Would you print the data below exactly, leaving out every picture?

◆ Data in this exercise
-------------------------
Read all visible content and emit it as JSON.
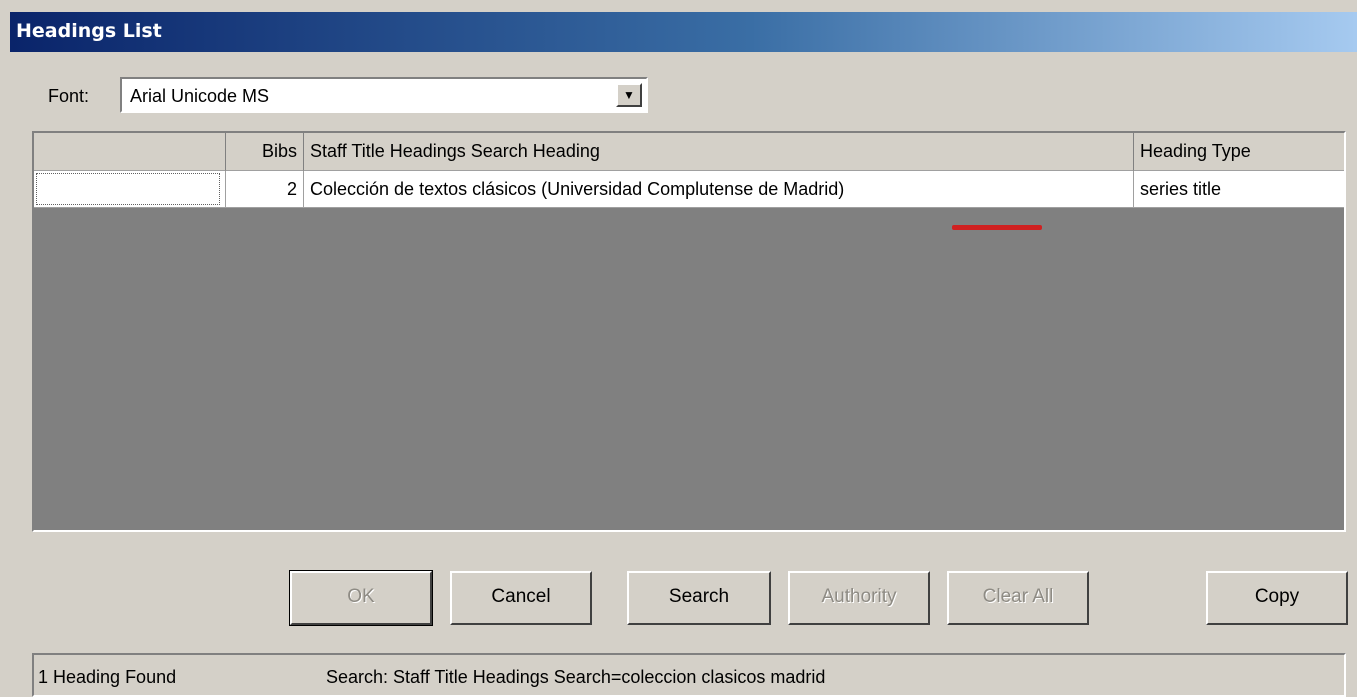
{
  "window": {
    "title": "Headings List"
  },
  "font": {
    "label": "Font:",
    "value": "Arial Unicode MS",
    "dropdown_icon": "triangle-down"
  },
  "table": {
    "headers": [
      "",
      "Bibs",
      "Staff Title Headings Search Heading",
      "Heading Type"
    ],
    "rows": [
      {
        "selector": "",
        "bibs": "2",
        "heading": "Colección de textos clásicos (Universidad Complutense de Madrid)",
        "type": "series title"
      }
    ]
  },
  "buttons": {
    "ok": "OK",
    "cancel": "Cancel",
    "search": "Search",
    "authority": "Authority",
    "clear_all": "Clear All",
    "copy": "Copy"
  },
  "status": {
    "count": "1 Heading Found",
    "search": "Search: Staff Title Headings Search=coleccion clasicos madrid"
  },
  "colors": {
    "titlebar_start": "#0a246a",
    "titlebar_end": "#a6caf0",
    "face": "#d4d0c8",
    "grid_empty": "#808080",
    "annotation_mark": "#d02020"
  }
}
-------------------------
◆ Result of the task
Read all visible content and emit it as JSON.
{
  "window": {
    "title": "Headings List"
  },
  "font": {
    "label": "Font:",
    "value": "Arial Unicode MS",
    "dropdown_icon": "triangle-down"
  },
  "table": {
    "headers": [
      "",
      "Bibs",
      "Staff Title Headings Search Heading",
      "Heading Type"
    ],
    "rows": [
      {
        "selector": "",
        "bibs": "2",
        "heading": "Colección de textos clásicos (Universidad Complutense de Madrid)",
        "type": "series title"
      }
    ]
  },
  "buttons": {
    "ok": "OK",
    "cancel": "Cancel",
    "search": "Search",
    "authority": "Authority",
    "clear_all": "Clear All",
    "copy": "Copy"
  },
  "status": {
    "count": "1 Heading Found",
    "search": "Search: Staff Title Headings Search=coleccion clasicos madrid"
  },
  "colors": {
    "titlebar_start": "#0a246a",
    "titlebar_end": "#a6caf0",
    "face": "#d4d0c8",
    "grid_empty": "#808080",
    "annotation_mark": "#d02020"
  }
}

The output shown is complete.